It is important for any business to understand developments on consumer markets, our rivals’ activities and the technological facilities developed for us by various logisticians and IT companies, from smart phones and tablets to modern applications. If we know why, we will also know how to make use of our competitive qualities.
The fashion market is and will be seeing major developments
Picture source: www.zalando.de
In Great Britain, it is believed that by the end of the decade at least half of traditional fashion retailers will sell more online than in physical shops.
The purely-online retailer Zalando from Berlin, provider of fashion, footwear, home accessories and cosmetics, has in a mere four years outgrown retailer OTTO, which has been on the market for 60 years. Zalando is now present in 14 European countries and is creating 1.5 billion euros worth in sales.
A few months ago, they opened their first own logistics warehouse with an area of 120 thousand square metres (approximately 16 soccer fields) and are employing around a thousand people. Special features of their service include free delivery and the option of free product return within a hundred days. They draw their strength from economy of scale.
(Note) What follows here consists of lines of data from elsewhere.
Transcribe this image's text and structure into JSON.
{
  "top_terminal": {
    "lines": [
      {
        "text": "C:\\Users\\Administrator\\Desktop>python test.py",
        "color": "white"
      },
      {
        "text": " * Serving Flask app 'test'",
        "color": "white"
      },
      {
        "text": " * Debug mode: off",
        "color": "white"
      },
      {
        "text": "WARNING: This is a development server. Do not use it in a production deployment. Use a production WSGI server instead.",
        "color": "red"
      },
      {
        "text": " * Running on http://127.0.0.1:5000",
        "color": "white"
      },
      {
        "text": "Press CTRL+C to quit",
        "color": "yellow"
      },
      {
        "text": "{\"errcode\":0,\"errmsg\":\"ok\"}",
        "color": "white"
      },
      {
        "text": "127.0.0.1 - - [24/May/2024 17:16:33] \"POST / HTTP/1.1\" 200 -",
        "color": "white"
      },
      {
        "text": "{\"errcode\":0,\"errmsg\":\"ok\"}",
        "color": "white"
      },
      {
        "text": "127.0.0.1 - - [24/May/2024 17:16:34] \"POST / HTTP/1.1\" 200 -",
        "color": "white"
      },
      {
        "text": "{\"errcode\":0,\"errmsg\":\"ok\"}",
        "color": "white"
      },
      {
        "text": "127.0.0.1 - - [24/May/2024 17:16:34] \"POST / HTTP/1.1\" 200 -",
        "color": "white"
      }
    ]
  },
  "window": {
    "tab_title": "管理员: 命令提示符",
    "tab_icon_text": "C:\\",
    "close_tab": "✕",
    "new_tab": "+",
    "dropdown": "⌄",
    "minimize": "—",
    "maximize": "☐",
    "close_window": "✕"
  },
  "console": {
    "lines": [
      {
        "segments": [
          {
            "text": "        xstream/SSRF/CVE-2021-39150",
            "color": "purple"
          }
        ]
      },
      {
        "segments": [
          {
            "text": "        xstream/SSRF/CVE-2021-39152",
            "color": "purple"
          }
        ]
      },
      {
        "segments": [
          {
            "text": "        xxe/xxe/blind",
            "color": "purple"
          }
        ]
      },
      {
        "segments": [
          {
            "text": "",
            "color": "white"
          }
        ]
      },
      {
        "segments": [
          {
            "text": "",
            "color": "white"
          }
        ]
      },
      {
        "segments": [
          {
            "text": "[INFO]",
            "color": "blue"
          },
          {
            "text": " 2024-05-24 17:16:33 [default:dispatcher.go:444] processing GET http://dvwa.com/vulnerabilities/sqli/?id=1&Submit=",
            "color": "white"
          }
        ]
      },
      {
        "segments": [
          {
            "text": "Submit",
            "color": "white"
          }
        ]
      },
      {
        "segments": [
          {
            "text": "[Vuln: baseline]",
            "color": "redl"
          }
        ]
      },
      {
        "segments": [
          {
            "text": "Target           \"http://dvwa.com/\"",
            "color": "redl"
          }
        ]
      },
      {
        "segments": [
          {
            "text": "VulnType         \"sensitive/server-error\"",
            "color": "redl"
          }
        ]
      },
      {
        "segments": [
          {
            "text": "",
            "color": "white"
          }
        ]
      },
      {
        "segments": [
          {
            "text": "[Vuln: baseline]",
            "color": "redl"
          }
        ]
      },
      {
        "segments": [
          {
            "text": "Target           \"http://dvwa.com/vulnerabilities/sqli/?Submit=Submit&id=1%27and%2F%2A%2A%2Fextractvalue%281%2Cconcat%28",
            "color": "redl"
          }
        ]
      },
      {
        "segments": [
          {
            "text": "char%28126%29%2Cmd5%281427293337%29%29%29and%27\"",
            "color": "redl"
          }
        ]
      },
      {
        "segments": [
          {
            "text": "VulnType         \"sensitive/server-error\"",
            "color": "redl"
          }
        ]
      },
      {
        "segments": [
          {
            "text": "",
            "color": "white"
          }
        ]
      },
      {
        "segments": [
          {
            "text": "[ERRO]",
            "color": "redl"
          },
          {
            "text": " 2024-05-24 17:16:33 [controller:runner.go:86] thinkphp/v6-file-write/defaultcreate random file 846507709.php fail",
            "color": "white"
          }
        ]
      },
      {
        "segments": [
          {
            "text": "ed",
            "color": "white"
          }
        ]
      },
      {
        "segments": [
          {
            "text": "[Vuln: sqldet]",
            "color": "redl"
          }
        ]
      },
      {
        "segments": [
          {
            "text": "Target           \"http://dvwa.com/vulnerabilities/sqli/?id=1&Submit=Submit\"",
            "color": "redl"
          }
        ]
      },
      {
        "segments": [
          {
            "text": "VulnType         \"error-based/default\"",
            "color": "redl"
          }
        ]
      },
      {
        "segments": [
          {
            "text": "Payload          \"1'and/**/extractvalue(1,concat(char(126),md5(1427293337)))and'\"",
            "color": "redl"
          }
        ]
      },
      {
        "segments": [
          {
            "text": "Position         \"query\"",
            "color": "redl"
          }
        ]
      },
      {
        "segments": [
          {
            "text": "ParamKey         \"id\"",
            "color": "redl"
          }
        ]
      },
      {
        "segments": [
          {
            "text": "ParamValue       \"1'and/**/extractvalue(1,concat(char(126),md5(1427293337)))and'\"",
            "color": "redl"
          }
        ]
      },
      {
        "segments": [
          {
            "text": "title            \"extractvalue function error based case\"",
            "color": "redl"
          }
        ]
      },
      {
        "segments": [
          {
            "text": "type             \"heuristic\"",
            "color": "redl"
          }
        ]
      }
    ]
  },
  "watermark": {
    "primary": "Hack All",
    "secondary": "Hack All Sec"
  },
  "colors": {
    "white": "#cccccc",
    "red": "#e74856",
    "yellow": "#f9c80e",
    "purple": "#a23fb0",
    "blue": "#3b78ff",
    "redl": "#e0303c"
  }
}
Special features of fashion sales
The first special feature of fashion is strong brands that are like lighthouses (attracting looks and transactions).
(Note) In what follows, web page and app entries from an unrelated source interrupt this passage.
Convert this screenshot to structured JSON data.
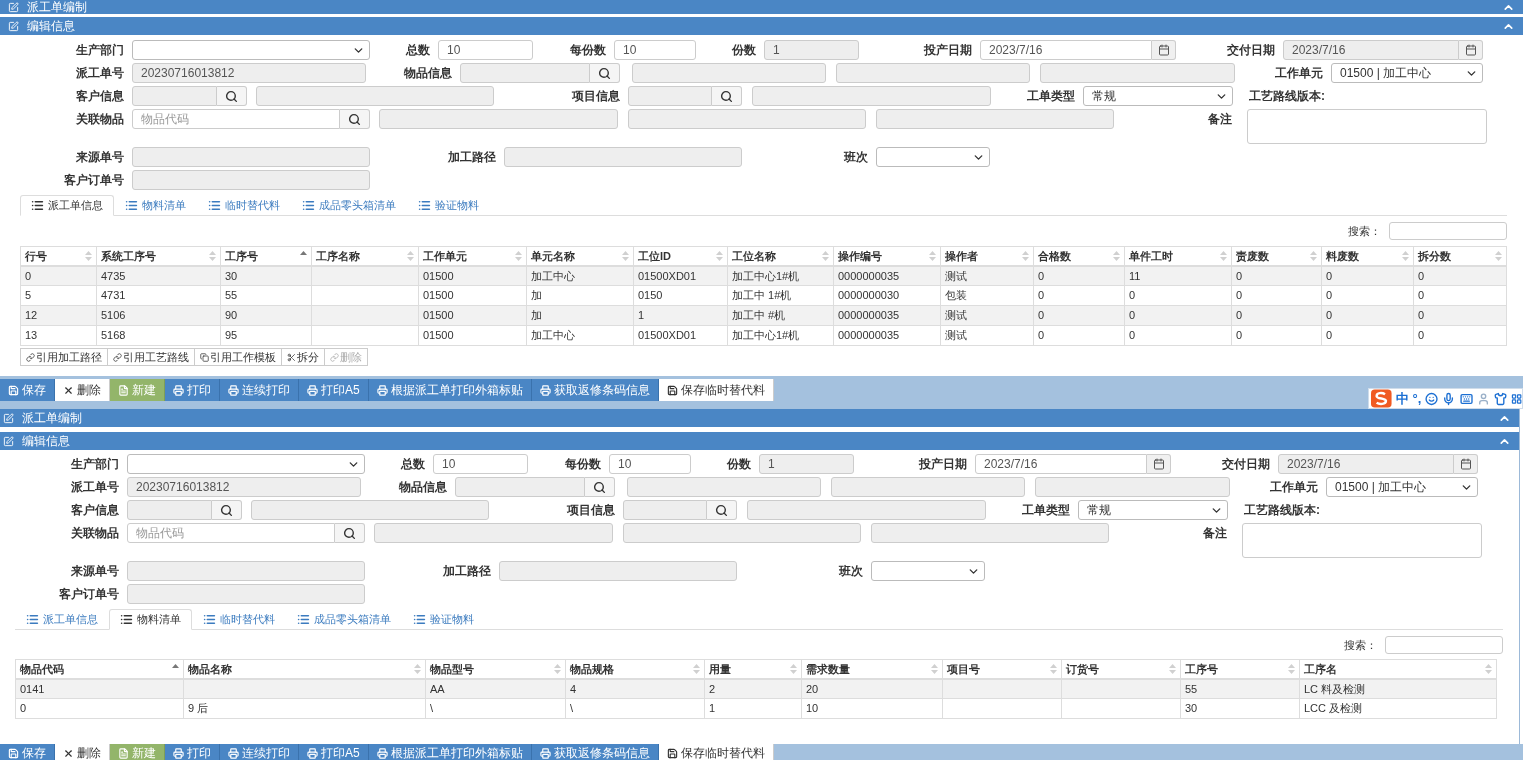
{
  "panels": [
    {
      "title": "派工单编制",
      "section": "编辑信息",
      "form": [
        [
          {
            "kind": "label",
            "text": "生产部门"
          },
          {
            "kind": "select"
          },
          {
            "kind": "label",
            "text": "总数"
          },
          {
            "kind": "input",
            "value": "10",
            "readonly": false
          },
          {
            "kind": "label",
            "text": "每份数"
          },
          {
            "kind": "input",
            "value": "10",
            "readonly": false
          },
          {
            "kind": "label",
            "text": "份数"
          },
          {
            "kind": "input",
            "value": "1",
            "readonly": true
          },
          {
            "kind": "label",
            "text": "投产日期"
          },
          {
            "kind": "date",
            "value": "2023/7/16",
            "readonly": false
          },
          {
            "kind": "label",
            "text": "交付日期"
          },
          {
            "kind": "date",
            "value": "2023/7/16",
            "readonly": true
          }
        ],
        [
          {
            "kind": "label",
            "text": "派工单号"
          },
          {
            "kind": "input",
            "value": "20230716013812",
            "readonly": true
          },
          {
            "kind": "label",
            "text": "物品信息"
          },
          {
            "kind": "lookup",
            "readonly": true
          },
          {
            "kind": "input",
            "readonly": true
          },
          {
            "kind": "input",
            "readonly": true
          },
          {
            "kind": "input",
            "readonly": true
          },
          {
            "kind": "label",
            "text": "工作单元"
          },
          {
            "kind": "select",
            "value": "01500 | 加工中心"
          }
        ],
        [
          {
            "kind": "label",
            "text": "客户信息"
          },
          {
            "kind": "lookup",
            "readonly": true
          },
          {
            "kind": "input",
            "readonly": true
          },
          {
            "kind": "label",
            "text": "项目信息"
          },
          {
            "kind": "lookup",
            "readonly": true
          },
          {
            "kind": "input",
            "readonly": true
          },
          {
            "kind": "label",
            "text": "工单类型"
          },
          {
            "kind": "select",
            "value": "常规"
          },
          {
            "kind": "label",
            "text": "工艺路线版本:"
          }
        ],
        [
          {
            "kind": "label",
            "text": "关联物品"
          },
          {
            "kind": "lookup",
            "placeholder": "物品代码",
            "readonly": false
          },
          {
            "kind": "input",
            "readonly": true
          },
          {
            "kind": "input",
            "readonly": true
          },
          {
            "kind": "input",
            "readonly": true
          },
          {
            "kind": "label",
            "text": "备注"
          },
          {
            "kind": "textarea"
          }
        ],
        [
          {
            "kind": "label",
            "text": "来源单号"
          },
          {
            "kind": "input",
            "readonly": true
          },
          {
            "kind": "label",
            "text": "加工路径"
          },
          {
            "kind": "input",
            "readonly": true
          },
          {
            "kind": "label",
            "text": "班次"
          },
          {
            "kind": "select"
          }
        ],
        [
          {
            "kind": "label",
            "text": "客户订单号"
          },
          {
            "kind": "input",
            "readonly": true
          }
        ]
      ],
      "tabs": [
        {
          "label": "派工单信息",
          "selected": true
        },
        {
          "label": "物料清单",
          "selected": false
        },
        {
          "label": "临时替代料",
          "selected": false
        },
        {
          "label": "成品零头箱清单",
          "selected": false
        },
        {
          "label": "验证物料",
          "selected": false
        }
      ],
      "search_label": "搜索：",
      "table": {
        "columns": [
          {
            "label": "行号",
            "sorted": false
          },
          {
            "label": "系统工序号",
            "sorted": false
          },
          {
            "label": "工序号",
            "sorted": true
          },
          {
            "label": "工序名称",
            "sorted": false
          },
          {
            "label": "工作单元",
            "sorted": false
          },
          {
            "label": "单元名称",
            "sorted": false
          },
          {
            "label": "工位ID",
            "sorted": false
          },
          {
            "label": "工位名称",
            "sorted": false
          },
          {
            "label": "操作编号",
            "sorted": false
          },
          {
            "label": "操作者",
            "sorted": false
          },
          {
            "label": "合格数",
            "sorted": false
          },
          {
            "label": "单件工时",
            "sorted": false
          },
          {
            "label": "责废数",
            "sorted": false
          },
          {
            "label": "料废数",
            "sorted": false
          },
          {
            "label": "拆分数",
            "sorted": false
          }
        ],
        "rows": [
          [
            "0",
            "4735",
            "30",
            "",
            "01500",
            "加工中心",
            "01500XD01",
            "加工中心1#机",
            "0000000035",
            "测试",
            "0",
            "11",
            "0",
            "0",
            "0"
          ],
          [
            "5",
            "4731",
            "55",
            "",
            "01500",
            "加",
            "0150",
            "加工中 1#机",
            "0000000030",
            "包装",
            "0",
            "0",
            "0",
            "0",
            "0"
          ],
          [
            "12",
            "5106",
            "90",
            "",
            "01500",
            "加",
            "1",
            "加工中 #机",
            "0000000035",
            "测试",
            "0",
            "0",
            "0",
            "0",
            "0"
          ],
          [
            "13",
            "5168",
            "95",
            "",
            "01500",
            "加工中心",
            "01500XD01",
            "加工中心1#机",
            "0000000035",
            "测试",
            "0",
            "0",
            "0",
            "0",
            "0"
          ]
        ]
      },
      "actions": [
        {
          "label": "引用加工路径",
          "disabled": false
        },
        {
          "label": "引用工艺路线",
          "disabled": false
        },
        {
          "label": "引用工作模板",
          "disabled": false
        },
        {
          "label": "拆分",
          "disabled": false
        },
        {
          "label": "删除",
          "disabled": true
        }
      ],
      "toolbar": [
        {
          "label": "保存",
          "kind": "primary"
        },
        {
          "label": "删除",
          "kind": "default"
        },
        {
          "label": "新建",
          "kind": "success"
        },
        {
          "label": "打印",
          "kind": "primary"
        },
        {
          "label": "连续打印",
          "kind": "primary"
        },
        {
          "label": "打印A5",
          "kind": "primary"
        },
        {
          "label": "根据派工单打印外箱标贴",
          "kind": "primary"
        },
        {
          "label": "获取返修条码信息",
          "kind": "primary"
        },
        {
          "label": "保存临时替代料",
          "kind": "default"
        }
      ],
      "ime": [
        "中",
        "°,"
      ]
    },
    {
      "title": "派工单编制",
      "section": "编辑信息",
      "form": [
        [
          {
            "kind": "label",
            "text": "生产部门"
          },
          {
            "kind": "select"
          },
          {
            "kind": "label",
            "text": "总数"
          },
          {
            "kind": "input",
            "value": "10",
            "readonly": false
          },
          {
            "kind": "label",
            "text": "每份数"
          },
          {
            "kind": "input",
            "value": "10",
            "readonly": false
          },
          {
            "kind": "label",
            "text": "份数"
          },
          {
            "kind": "input",
            "value": "1",
            "readonly": true
          },
          {
            "kind": "label",
            "text": "投产日期"
          },
          {
            "kind": "date",
            "value": "2023/7/16",
            "readonly": false
          },
          {
            "kind": "label",
            "text": "交付日期"
          },
          {
            "kind": "date",
            "value": "2023/7/16",
            "readonly": true
          }
        ],
        [
          {
            "kind": "label",
            "text": "派工单号"
          },
          {
            "kind": "input",
            "value": "20230716013812",
            "readonly": true
          },
          {
            "kind": "label",
            "text": "物品信息"
          },
          {
            "kind": "lookup",
            "readonly": true
          },
          {
            "kind": "input",
            "readonly": true
          },
          {
            "kind": "input",
            "readonly": true
          },
          {
            "kind": "input",
            "readonly": true
          },
          {
            "kind": "label",
            "text": "工作单元"
          },
          {
            "kind": "select",
            "value": "01500 | 加工中心"
          }
        ],
        [
          {
            "kind": "label",
            "text": "客户信息"
          },
          {
            "kind": "lookup",
            "readonly": true
          },
          {
            "kind": "input",
            "readonly": true
          },
          {
            "kind": "label",
            "text": "项目信息"
          },
          {
            "kind": "lookup",
            "readonly": true
          },
          {
            "kind": "input",
            "readonly": true
          },
          {
            "kind": "label",
            "text": "工单类型"
          },
          {
            "kind": "select",
            "value": "常规"
          },
          {
            "kind": "label",
            "text": "工艺路线版本:"
          }
        ],
        [
          {
            "kind": "label",
            "text": "关联物品"
          },
          {
            "kind": "lookup",
            "placeholder": "物品代码",
            "readonly": false
          },
          {
            "kind": "input",
            "readonly": true
          },
          {
            "kind": "input",
            "readonly": true
          },
          {
            "kind": "input",
            "readonly": true
          },
          {
            "kind": "label",
            "text": "备注"
          },
          {
            "kind": "textarea"
          }
        ],
        [
          {
            "kind": "label",
            "text": "来源单号"
          },
          {
            "kind": "input",
            "readonly": true
          },
          {
            "kind": "label",
            "text": "加工路径"
          },
          {
            "kind": "input",
            "readonly": true
          },
          {
            "kind": "label",
            "text": "班次"
          },
          {
            "kind": "select"
          }
        ],
        [
          {
            "kind": "label",
            "text": "客户订单号"
          },
          {
            "kind": "input",
            "readonly": true
          }
        ]
      ],
      "tabs": [
        {
          "label": "派工单信息",
          "selected": false
        },
        {
          "label": "物料清单",
          "selected": true
        },
        {
          "label": "临时替代料",
          "selected": false
        },
        {
          "label": "成品零头箱清单",
          "selected": false
        },
        {
          "label": "验证物料",
          "selected": false
        }
      ],
      "search_label": "搜索：",
      "table": {
        "columns": [
          {
            "label": "物品代码",
            "sorted": true
          },
          {
            "label": "物品名称",
            "sorted": false
          },
          {
            "label": "物品型号",
            "sorted": false
          },
          {
            "label": "物品规格",
            "sorted": false
          },
          {
            "label": "用量",
            "sorted": false
          },
          {
            "label": "需求数量",
            "sorted": false
          },
          {
            "label": "项目号",
            "sorted": false
          },
          {
            "label": "订货号",
            "sorted": false
          },
          {
            "label": "工序号",
            "sorted": false
          },
          {
            "label": "工序名",
            "sorted": false
          }
        ],
        "rows": [
          [
            "0141",
            "",
            "AA",
            "4",
            "2",
            "20",
            "",
            "",
            "55",
            "LC 料及检测"
          ],
          [
            "0",
            "9 后",
            "\\",
            "\\",
            "1",
            "10",
            "",
            "",
            "30",
            "LCC 及检测"
          ]
        ]
      },
      "toolbar": [
        {
          "label": "保存",
          "kind": "primary"
        },
        {
          "label": "删除",
          "kind": "default"
        },
        {
          "label": "新建",
          "kind": "success"
        },
        {
          "label": "打印",
          "kind": "primary"
        },
        {
          "label": "连续打印",
          "kind": "primary"
        },
        {
          "label": "打印A5",
          "kind": "primary"
        },
        {
          "label": "根据派工单打印外箱标贴",
          "kind": "primary"
        },
        {
          "label": "获取返修条码信息",
          "kind": "primary"
        },
        {
          "label": "保存临时替代料",
          "kind": "default"
        }
      ]
    }
  ]
}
Then there are fashion customers, who are typically young, though mature customers are not rare either. They are digitally competent (multi-channelling) and e-communicative by nature. In order to hear, understand and cater to them, we need to be where the dialogue is taking place, i.e. on social networks.
Then there’s also the trend of individuality creating the need for the automatisation of multi-channel communication and marketing.
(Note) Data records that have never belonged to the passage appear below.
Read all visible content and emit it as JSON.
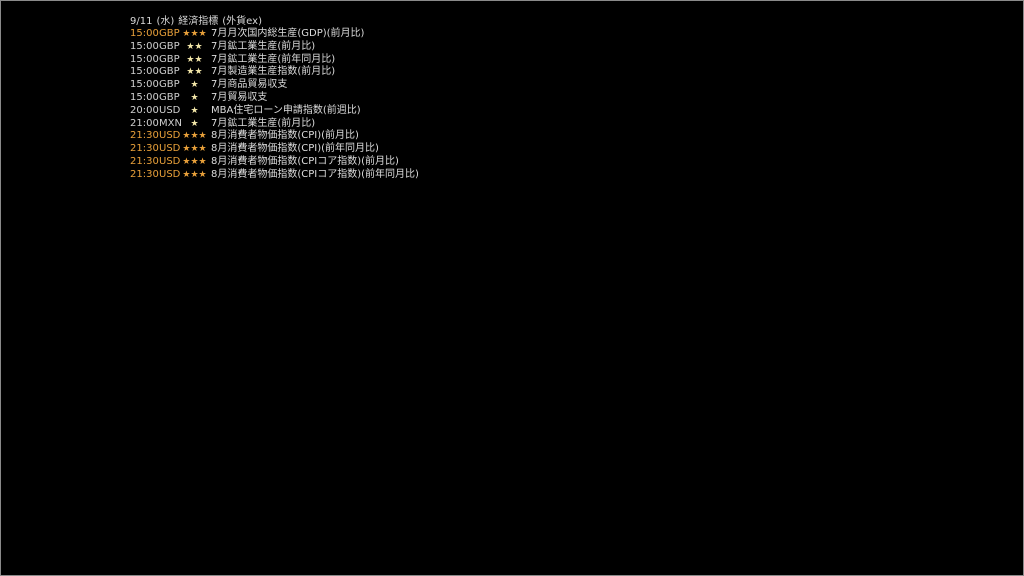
{
  "header": {
    "date": "9/11",
    "weekday": "(水)",
    "title": "経済指標",
    "source": "(外貨ex)"
  },
  "events": [
    {
      "time": "15:00",
      "currency": "GBP",
      "stars": "★★★",
      "name": "7月月次国内総生産(GDP)(前月比)",
      "importance": "high"
    },
    {
      "time": "15:00",
      "currency": "GBP",
      "stars": "★★",
      "name": "7月鉱工業生産(前月比)",
      "importance": "normal"
    },
    {
      "time": "15:00",
      "currency": "GBP",
      "stars": "★★",
      "name": "7月鉱工業生産(前年同月比)",
      "importance": "normal"
    },
    {
      "time": "15:00",
      "currency": "GBP",
      "stars": "★★",
      "name": "7月製造業生産指数(前月比)",
      "importance": "normal"
    },
    {
      "time": "15:00",
      "currency": "GBP",
      "stars": "★",
      "name": "7月商品貿易収支",
      "importance": "normal"
    },
    {
      "time": "15:00",
      "currency": "GBP",
      "stars": "★",
      "name": "7月貿易収支",
      "importance": "normal"
    },
    {
      "time": "20:00",
      "currency": "USD",
      "stars": "★",
      "name": "MBA住宅ローン申請指数(前週比)",
      "importance": "normal"
    },
    {
      "time": "21:00",
      "currency": "MXN",
      "stars": "★",
      "name": "7月鉱工業生産(前月比)",
      "importance": "normal"
    },
    {
      "time": "21:30",
      "currency": "USD",
      "stars": "★★★",
      "name": "8月消費者物価指数(CPI)(前月比)",
      "importance": "high"
    },
    {
      "time": "21:30",
      "currency": "USD",
      "stars": "★★★",
      "name": "8月消費者物価指数(CPI)(前年同月比)",
      "importance": "high"
    },
    {
      "time": "21:30",
      "currency": "USD",
      "stars": "★★★",
      "name": "8月消費者物価指数(CPIコア指数)(前月比)",
      "importance": "high"
    },
    {
      "time": "21:30",
      "currency": "USD",
      "stars": "★★★",
      "name": "8月消費者物価指数(CPIコア指数)(前年同月比)",
      "importance": "high"
    }
  ],
  "colors": {
    "background": "#000000",
    "high_importance": "#e8a03a",
    "normal_text": "#cfcfcf",
    "star_normal": "#f2e6a8"
  }
}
Picture source: www.ar-door.com
On the one hand, we are seeing “tablet” stores with finger navigation (for prior information, shopping or after-sales services), and on the other, shops are introducing virtual fitting for clothes in front of large screens or mirrors and thinking about operating without stocks at the physical location itself, since stocks entail substantial tied-up capital. They are also considering the gradual withdrawal of printed catalogues and the subsidized distribution of branded tablets and associated applications.
With some delay and on a relevant scale, all these modern business models will also be brought into use in Slovenia, whether by foreign or national providers.
How to make use of
Adjustments of retailers to new developments are certainly vital. However, they are not so very simple to make, as the market includes many customer segments we can cater to (we cannot cater to all) and providers come from various starting points, which means there are several different pathways (strategies).
In terms of cost, drawing up a specific plan mostly does not account even for one per mil of a company’s five-year sales. It is a small investment that can later protect tens of percentage points in future sales. We should consider not only price pressures but also user experience pressures.